How do undergraduate students get access to the Cirque du Soleil “Zumanity” stage in Las Vegas? By having Chapman University open the door.
Thanks to Chapman professors Alicia and Donald Guy, the University enjoys an enduring educational partnership with Cirque du Soleil. Talented dance and performance technology students are chosen for an advanced and highly competitive course called “Technology for Live Performance.”
“It really is the only partnership of its kind in the nation,” said Alicia Guy, professor of dance in Chapman’s College of Performing Arts.
The goal is to empower students with the skills to succeed as artists in live-performance entertainment. Beyond dance skill and technical knowledge of lighting and stagecraft, the class addresses profession- al-level communication, a key element that Donald Guy says is integral but can be overlooked in performing arts education.
“What we have found is that there is not enough hands-on training happening at the collegiate level,” said Guy, associate professor of entertainment technology. “We need to get the students to work, to feel the stress of live performance – to be problem-solvers.”
This hands-on training comes to life at Chapman and then at the Las Vegas Cirque du Soleil training facilities. Chapman students get a career-building experience, which can help tech and dance graduates succeed in productions by companies such as Cirque du Soleil, one of the most instantly recognizable names in entertainment.
Recently the “Technology for Live Performance” students were challenged to create and perform original pieces utilizing the “Zumanity” stage in Las Vegas.

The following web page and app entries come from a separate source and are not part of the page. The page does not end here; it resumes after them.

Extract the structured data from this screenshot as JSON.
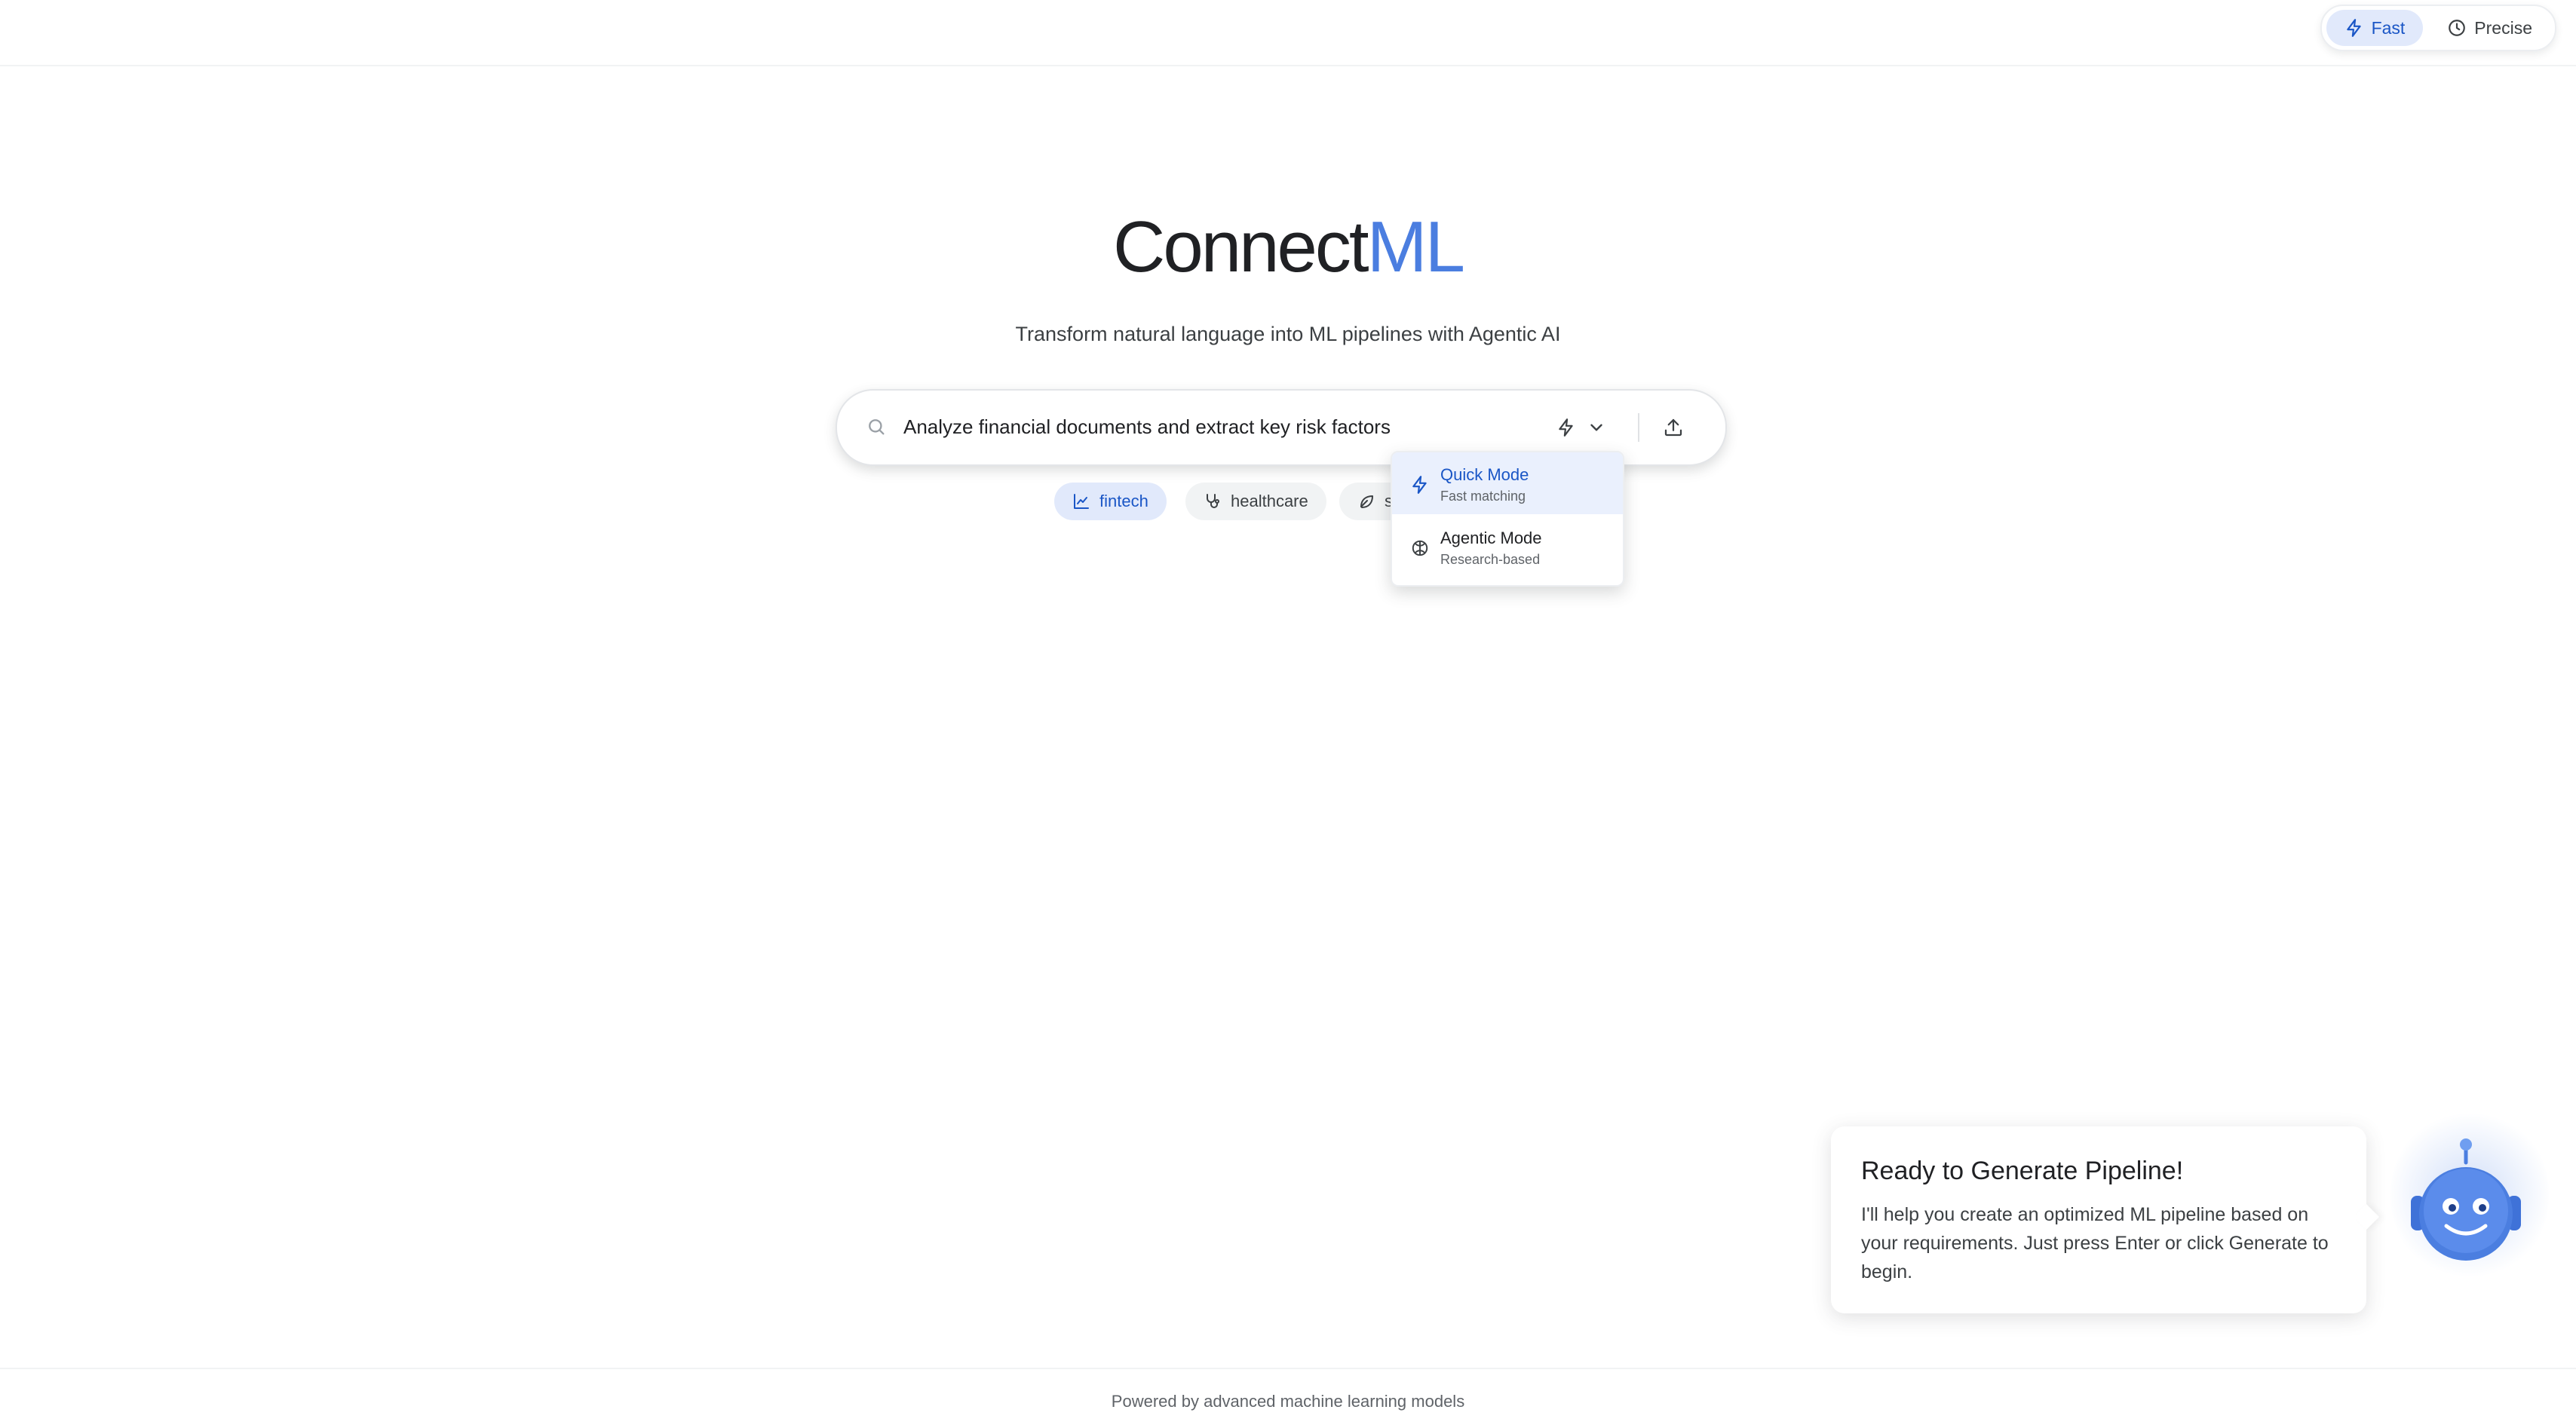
{
  "header": {
    "modes": [
      {
        "label": "Fast",
        "icon": "lightning-icon",
        "active": true
      },
      {
        "label": "Precise",
        "icon": "clock-icon",
        "active": false
      }
    ]
  },
  "hero": {
    "logo_part1": "Connect",
    "logo_part2": "ML",
    "tagline": "Transform natural language into ML pipelines with Agentic AI"
  },
  "search": {
    "value": "Analyze financial documents and extract key risk factors",
    "mode_icon": "lightning-icon",
    "upload_icon": "upload-icon"
  },
  "chips": [
    {
      "label": "fintech",
      "icon": "trend-chart-icon",
      "active": true
    },
    {
      "label": "healthcare",
      "icon": "stethoscope-icon",
      "active": false
    },
    {
      "label": "s",
      "icon": "leaf-icon",
      "active": false
    }
  ],
  "dropdown": {
    "items": [
      {
        "title": "Quick Mode",
        "subtitle": "Fast matching",
        "icon": "lightning-icon",
        "selected": true
      },
      {
        "title": "Agentic Mode",
        "subtitle": "Research-based",
        "icon": "brain-icon",
        "selected": false
      }
    ]
  },
  "assistant": {
    "title": "Ready to Generate Pipeline!",
    "message": "I'll help you create an optimized ML pipeline based on your requirements. Just press Enter or click Generate to begin.",
    "avatar_icon": "robot-icon"
  },
  "footer": {
    "text": "Powered by advanced machine learning models"
  },
  "colors": {
    "accent": "#4b7ee0",
    "accent_dark": "#1a56c6",
    "accent_light": "#e1e9fb",
    "text": "#202124",
    "muted": "#5f6368"
  }
}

At the same time, stage tech students worked alongside Cirque du Soleil professionals.
“Having someone there to tell me,‘Hey, there’s a better way to do that,’ was really inspiring,” said Lyla Flashman ’19. “To
see Robin (Renken, the “Zumanity” stage manager), who has the job I want to do in the future, and see how she manages the theatre, it was just really special.”
For Chapman students – both performers and backstage technicians – intensive training included learning cues and timing out production numbers so they were ready for performance.
“We did everything possible to prepare our students for this real-time experience,” Alicia Guy said.“To see them work with such grace in a professional venue and with a professional crew was the most rewarding experience I have had to date. I am so proud of all of our students. They not only had a performance of a lifetime, they did so with the utmost professionalism throughout our entire residency.”
For the students on the stage and behind the scenes, it was the culmination of hard work, dedication and personal creativity.
“It’s incredible to experience the collaboration that’s so vital to surviving in this industry,” said dance performance student Cassi Mihalovich ’18. “The creative platform that this class provides is one-of-a- kind, and I’m beyond grateful to have had the opportunity to participate.”